Instructions to follow: Every line that holds the word "icon" needs to be copied from the data below.

Input data:
....................
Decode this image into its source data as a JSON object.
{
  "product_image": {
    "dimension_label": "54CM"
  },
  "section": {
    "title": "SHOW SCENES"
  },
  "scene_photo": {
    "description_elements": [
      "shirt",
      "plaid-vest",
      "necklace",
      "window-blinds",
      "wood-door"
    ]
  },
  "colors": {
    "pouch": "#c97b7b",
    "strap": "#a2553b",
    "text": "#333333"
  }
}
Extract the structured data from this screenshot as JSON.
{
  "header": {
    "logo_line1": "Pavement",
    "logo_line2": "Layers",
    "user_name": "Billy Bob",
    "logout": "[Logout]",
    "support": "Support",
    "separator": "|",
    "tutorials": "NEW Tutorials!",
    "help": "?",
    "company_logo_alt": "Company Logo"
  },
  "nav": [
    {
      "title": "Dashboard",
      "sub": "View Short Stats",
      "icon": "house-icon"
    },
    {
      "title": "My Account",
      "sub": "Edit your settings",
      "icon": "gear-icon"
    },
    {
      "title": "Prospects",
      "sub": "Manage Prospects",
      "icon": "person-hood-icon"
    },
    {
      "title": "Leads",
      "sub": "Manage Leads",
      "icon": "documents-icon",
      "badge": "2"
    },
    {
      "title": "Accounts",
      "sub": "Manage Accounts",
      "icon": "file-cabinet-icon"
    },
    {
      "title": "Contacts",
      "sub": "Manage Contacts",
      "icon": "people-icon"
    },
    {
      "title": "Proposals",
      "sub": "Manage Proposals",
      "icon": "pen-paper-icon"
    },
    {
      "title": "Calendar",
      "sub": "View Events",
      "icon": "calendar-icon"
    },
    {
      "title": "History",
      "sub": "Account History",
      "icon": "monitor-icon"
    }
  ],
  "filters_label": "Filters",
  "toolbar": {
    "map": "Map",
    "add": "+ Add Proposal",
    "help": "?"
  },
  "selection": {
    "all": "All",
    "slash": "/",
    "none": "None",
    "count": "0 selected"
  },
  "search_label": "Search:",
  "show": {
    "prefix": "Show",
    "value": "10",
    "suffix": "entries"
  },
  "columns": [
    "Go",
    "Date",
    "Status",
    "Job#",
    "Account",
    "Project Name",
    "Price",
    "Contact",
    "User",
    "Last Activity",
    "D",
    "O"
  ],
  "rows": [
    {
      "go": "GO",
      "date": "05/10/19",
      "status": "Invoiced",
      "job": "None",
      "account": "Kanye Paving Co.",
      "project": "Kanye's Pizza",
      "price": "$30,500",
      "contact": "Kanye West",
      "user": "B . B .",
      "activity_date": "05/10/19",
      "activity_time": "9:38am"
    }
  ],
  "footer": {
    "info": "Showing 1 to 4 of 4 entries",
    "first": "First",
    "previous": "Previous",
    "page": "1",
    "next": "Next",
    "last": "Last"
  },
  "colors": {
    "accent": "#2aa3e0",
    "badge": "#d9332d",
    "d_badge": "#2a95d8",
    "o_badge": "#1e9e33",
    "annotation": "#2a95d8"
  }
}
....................
Written solution:
      "icon": "house-icon"
      "icon": "gear-icon"
      "icon": "person-hood-icon"
      "icon": "documents-icon",
      "icon": "file-cabinet-icon"
      "icon": "people-icon"
      "icon": "pen-paper-icon"
      "icon": "calendar-icon"
      "icon": "monitor-icon"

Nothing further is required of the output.